For Robert Redford, a circle has closed with the comedy “Ein Gauner & Gentleman” in the first. As a bank robber, he had become one of the greatest Hollywood stars 50 years ago.
In the western comedy “Two Bandits” (original title: Butch Cassidy and the Sundance Kid) Redford and Paul Newman raided railroads and banks – a box office hit. With over 80 years, Redford once again pulled out his best weapons in “A crook & gentleman”. That was his last role, the end of his acting career, he said. The ARD shows the film tonight at 10:45 p.m.
The grizzled star has the perfect look for the aged bank robber Forrest Tucker, who executes his forays with disarming courtesy instead of shots and bloodshed. “Based on an almost true story,” says the opening credits of the film. In fact, the career criminal Tucker (1920 – 2004) was known as a breakaway king, for his gentlemanly manners and through raids into old age. He usually walked into the bank wearing a hat and coat, politely asking for dollar bills at the counter, often leaving the pistol in his pocket.

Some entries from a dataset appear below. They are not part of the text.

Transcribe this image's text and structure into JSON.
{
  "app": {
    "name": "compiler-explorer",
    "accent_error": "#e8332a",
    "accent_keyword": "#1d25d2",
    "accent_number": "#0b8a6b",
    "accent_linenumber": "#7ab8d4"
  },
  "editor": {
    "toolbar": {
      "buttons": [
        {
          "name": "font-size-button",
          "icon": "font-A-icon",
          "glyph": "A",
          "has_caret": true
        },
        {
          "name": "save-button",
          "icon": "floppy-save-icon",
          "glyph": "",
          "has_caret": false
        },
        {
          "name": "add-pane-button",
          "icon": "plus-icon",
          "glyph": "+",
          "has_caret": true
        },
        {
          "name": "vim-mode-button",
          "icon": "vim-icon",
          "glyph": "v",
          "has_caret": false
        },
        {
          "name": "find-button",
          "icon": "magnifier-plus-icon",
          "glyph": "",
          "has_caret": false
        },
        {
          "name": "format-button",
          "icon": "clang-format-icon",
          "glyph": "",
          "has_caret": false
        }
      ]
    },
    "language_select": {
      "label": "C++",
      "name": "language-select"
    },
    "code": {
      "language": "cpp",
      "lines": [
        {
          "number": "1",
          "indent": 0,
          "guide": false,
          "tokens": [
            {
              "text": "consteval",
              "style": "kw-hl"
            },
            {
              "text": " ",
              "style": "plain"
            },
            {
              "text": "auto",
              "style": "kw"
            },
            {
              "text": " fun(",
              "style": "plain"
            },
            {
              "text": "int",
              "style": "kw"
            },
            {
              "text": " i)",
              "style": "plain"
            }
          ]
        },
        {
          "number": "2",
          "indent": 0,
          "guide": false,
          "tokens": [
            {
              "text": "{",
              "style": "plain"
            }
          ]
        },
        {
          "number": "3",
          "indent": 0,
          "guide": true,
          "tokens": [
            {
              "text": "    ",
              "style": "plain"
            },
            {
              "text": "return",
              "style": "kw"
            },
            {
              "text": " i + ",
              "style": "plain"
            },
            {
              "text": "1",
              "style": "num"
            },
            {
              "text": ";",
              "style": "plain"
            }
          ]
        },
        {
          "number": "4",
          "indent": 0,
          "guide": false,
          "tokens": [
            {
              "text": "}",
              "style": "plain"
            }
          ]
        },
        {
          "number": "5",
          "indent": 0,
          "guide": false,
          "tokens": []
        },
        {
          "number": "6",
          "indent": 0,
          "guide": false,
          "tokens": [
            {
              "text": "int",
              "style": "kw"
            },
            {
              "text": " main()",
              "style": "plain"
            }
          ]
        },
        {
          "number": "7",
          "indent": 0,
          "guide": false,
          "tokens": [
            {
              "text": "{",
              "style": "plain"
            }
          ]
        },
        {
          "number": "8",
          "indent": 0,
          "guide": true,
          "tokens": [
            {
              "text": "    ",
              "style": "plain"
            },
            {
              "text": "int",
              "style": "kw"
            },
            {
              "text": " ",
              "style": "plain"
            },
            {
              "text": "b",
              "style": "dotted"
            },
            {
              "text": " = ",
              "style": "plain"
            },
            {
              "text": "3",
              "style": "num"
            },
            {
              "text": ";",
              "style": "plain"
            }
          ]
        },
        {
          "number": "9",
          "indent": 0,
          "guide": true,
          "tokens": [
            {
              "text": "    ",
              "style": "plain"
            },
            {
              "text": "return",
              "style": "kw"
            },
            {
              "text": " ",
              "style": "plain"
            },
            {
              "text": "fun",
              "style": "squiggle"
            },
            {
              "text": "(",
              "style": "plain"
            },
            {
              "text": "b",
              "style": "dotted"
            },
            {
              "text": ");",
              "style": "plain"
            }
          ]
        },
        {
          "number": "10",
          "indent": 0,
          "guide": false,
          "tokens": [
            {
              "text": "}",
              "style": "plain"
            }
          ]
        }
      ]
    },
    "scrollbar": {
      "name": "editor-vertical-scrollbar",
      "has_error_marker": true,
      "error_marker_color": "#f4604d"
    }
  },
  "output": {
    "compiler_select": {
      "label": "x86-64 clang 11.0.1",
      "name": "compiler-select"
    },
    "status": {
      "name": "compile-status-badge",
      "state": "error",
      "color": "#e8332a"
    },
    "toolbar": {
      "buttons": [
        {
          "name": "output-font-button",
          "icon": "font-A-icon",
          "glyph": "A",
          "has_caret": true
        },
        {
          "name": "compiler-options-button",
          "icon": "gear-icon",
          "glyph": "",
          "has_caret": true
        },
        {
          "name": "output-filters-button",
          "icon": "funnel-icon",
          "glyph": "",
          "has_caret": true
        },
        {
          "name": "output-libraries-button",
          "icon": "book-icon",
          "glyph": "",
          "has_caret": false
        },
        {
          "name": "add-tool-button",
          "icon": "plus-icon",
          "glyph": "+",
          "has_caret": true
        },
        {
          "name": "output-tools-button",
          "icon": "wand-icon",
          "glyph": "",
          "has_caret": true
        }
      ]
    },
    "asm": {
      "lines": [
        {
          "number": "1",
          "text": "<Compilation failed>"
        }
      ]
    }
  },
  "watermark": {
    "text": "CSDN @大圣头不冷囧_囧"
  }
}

“I thought it would be wonderful if my last film was bizarre, peppy and funny,” said Redford in September 2018 after the premiere at the Toronto film festival. Tucker enjoyed his crook life. A role that Redford apparently could understand. He himself had had a rebellious side from an early age and always felt like an outsider, the actor told the “San Francisco Chronicle”.

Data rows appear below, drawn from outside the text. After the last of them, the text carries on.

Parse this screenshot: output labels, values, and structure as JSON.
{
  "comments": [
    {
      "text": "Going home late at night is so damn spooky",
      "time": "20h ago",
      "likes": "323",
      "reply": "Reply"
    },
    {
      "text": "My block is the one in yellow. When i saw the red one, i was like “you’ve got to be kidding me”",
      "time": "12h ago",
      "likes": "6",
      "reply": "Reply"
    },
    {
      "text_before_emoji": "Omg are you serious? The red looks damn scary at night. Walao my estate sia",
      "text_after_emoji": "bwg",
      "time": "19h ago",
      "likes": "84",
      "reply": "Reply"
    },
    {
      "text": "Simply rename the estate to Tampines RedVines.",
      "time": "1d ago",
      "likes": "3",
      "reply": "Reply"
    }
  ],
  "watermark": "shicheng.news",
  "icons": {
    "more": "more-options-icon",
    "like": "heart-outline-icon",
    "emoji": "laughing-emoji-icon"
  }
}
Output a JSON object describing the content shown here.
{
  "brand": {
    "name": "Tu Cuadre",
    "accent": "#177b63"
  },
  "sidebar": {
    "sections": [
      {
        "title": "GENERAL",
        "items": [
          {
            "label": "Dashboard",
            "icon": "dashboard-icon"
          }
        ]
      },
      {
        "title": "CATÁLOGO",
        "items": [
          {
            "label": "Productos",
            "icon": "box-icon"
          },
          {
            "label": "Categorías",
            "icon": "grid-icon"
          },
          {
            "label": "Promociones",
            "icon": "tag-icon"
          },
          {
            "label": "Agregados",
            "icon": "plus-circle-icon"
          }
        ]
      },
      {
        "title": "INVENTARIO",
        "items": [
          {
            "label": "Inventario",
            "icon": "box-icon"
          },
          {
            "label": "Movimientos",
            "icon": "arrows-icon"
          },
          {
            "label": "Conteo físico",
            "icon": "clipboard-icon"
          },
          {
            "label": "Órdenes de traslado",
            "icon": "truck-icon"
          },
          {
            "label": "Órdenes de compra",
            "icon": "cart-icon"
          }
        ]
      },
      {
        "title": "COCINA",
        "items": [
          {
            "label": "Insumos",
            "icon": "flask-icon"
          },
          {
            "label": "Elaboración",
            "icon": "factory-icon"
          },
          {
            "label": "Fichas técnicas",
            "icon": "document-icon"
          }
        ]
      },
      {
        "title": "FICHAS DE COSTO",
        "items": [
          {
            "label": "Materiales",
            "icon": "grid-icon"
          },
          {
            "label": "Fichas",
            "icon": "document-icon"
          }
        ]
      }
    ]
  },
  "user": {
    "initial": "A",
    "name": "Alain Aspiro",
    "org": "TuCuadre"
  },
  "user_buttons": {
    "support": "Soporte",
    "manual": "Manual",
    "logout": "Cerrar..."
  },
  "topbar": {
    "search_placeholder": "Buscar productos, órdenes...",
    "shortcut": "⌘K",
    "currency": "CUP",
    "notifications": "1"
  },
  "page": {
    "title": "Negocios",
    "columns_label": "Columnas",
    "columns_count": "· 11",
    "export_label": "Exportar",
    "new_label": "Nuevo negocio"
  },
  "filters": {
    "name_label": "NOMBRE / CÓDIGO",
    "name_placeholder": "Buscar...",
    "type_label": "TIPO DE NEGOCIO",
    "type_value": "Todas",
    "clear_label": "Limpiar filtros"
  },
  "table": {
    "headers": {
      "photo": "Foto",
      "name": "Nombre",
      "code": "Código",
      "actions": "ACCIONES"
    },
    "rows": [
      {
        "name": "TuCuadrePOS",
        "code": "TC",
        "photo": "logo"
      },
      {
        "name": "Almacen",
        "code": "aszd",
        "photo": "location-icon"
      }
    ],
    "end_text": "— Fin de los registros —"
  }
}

In “A Rogue and Gentleman,” Redford has prominent accomplices. “Lethal Weapon” star Danny Glover and cult singer Tom Waits play old warlords who help him with larger raids. As clever and successful as the trio does its job, policeman John Hunt (Casey Affleck) is on the heels of the robbers. Even the detective cannot completely escape Tucker’s charm. In a probably unique crook scene, the paths of the persecutor and the criminal cross on a toilet.
In Redford, US director David Lowery has found the perfect actor. Lowery previously made the fantasy fairy tale “Elliot, the dragon” with the star. The crook comedy is a true homage to the cinema legend: the camera lingers with pleasure on Redford’s wrinkled face. A flashback on Tucker’s long criminal career is provided by Lowery with real photos of young Redford.